Eilu, G., Ssegawa,P., Obua, J. and C. Galabuzi. 2007. Second Technical Report (October 2006 – March 2007). Project title: AA009 Conservation and Sustainable Use of Key Malaria Medicinal Plants in South Central Uganda
Katende, A. B., Birnie, A. & Tengnäs, B. 1995. Useful trees and shrubs for Uganda. Technical Handbook no. 10. - Regional Soil Conservation Unit, RSCU, Nairobi.
Ssegawa, P. & Kasenene J.M. 2007. Medicinal plant diversity and uses in the Sango bay area, Southern Uganda. Journal of Ethnopharmacology, 113 (3), pp. 521–540.  Ssegawa, P. & Kasenene J.M. 2007.
Plants for malaria treatment in Southern Uganda: traditional use, preference and ecological viability.
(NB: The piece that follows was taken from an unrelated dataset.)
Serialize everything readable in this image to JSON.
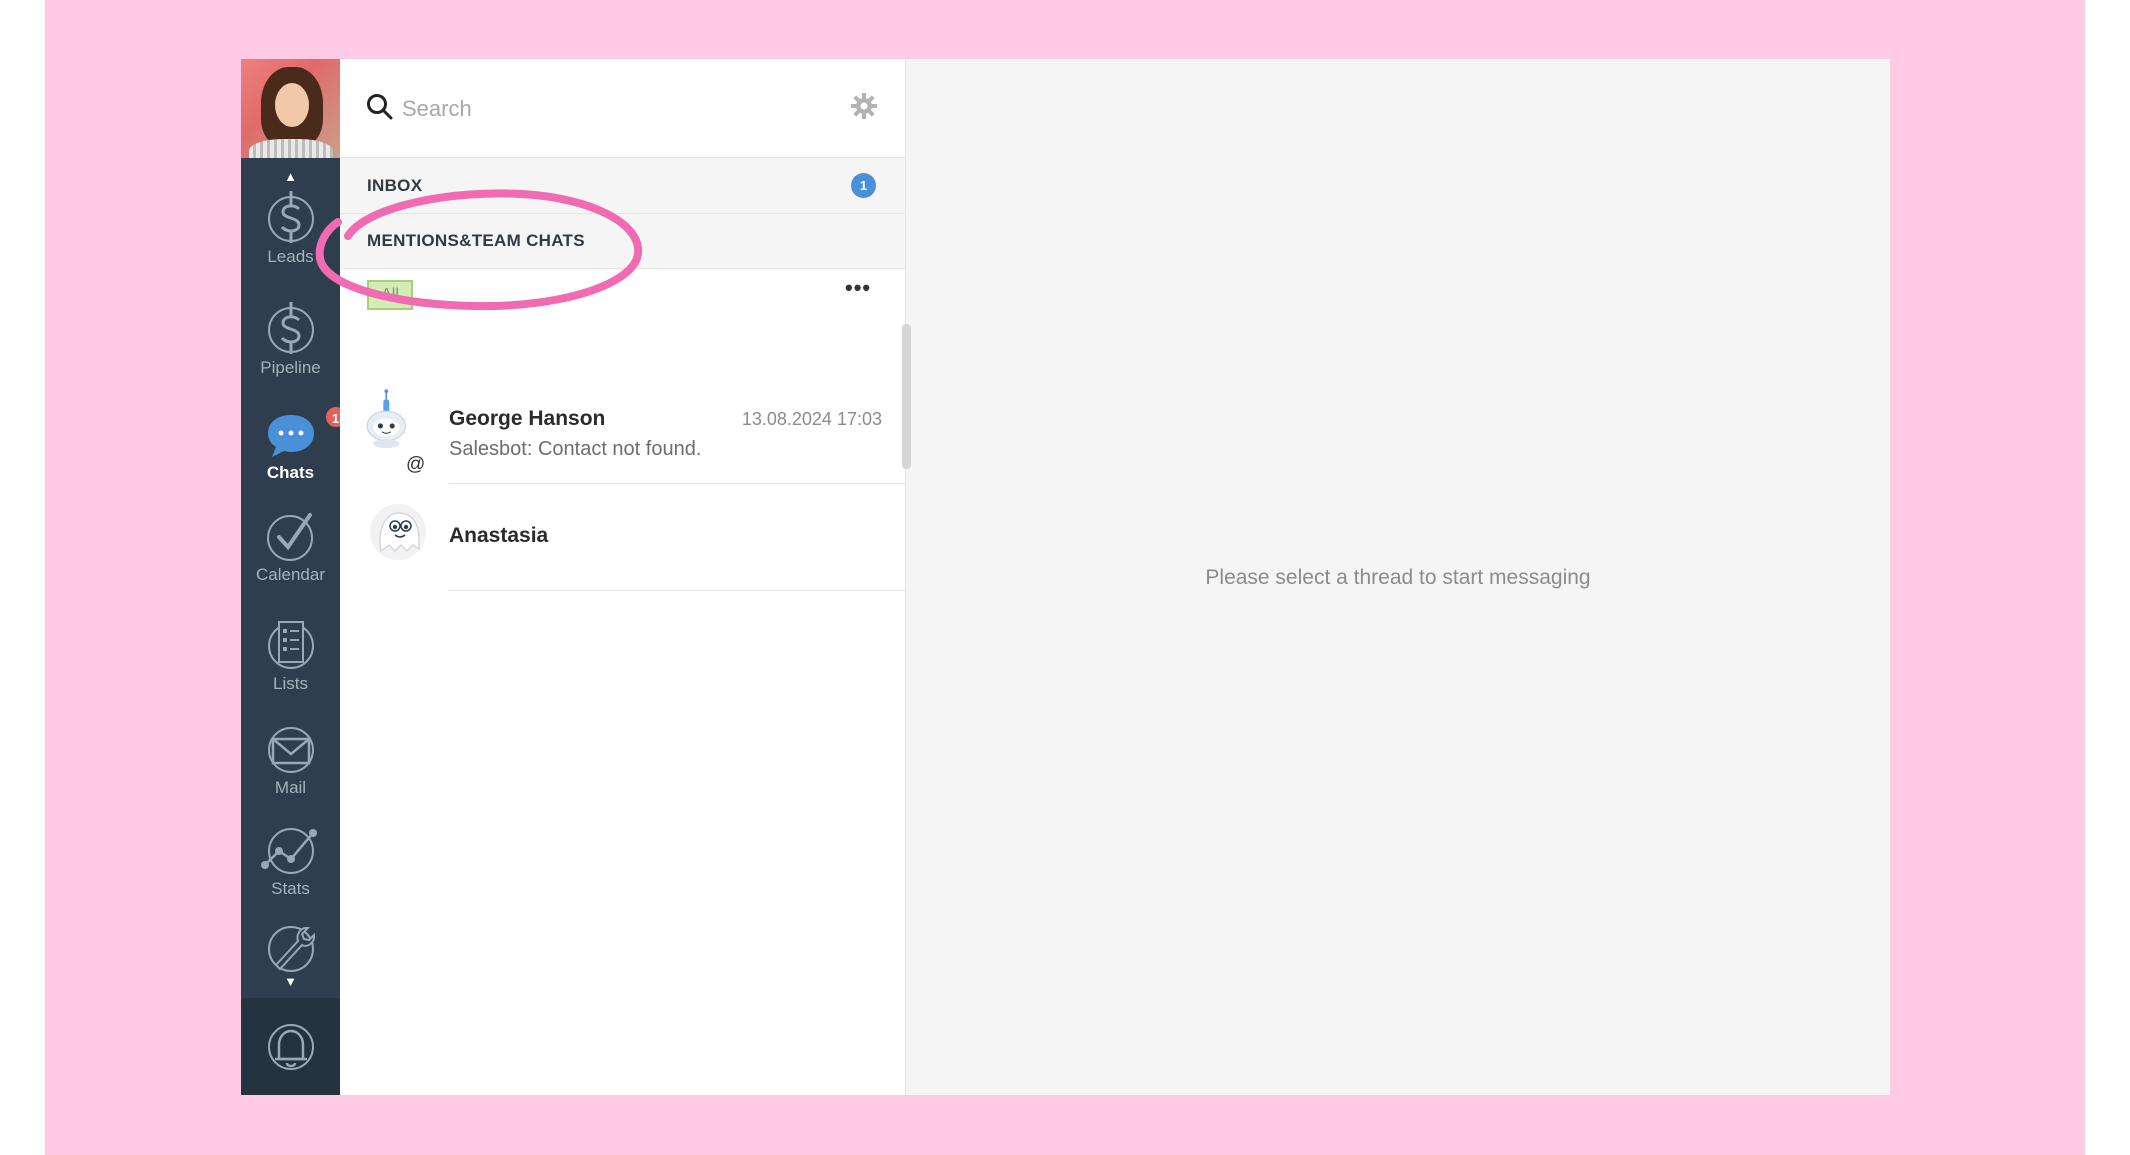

Journal of Ethnobiology 27(1):110-131. 2007 
Plantlife 2008. Allachy project: Conservation and the sustainable use of key malaria medicinal plants in south-central Uganda 
Stangeland, T., Tabuti, J. and Lye, K.A. 2007. The influence of light and temperature on the germination of two Ugandan medicinal trees. African Journal of Ecology, 46(4): 565-571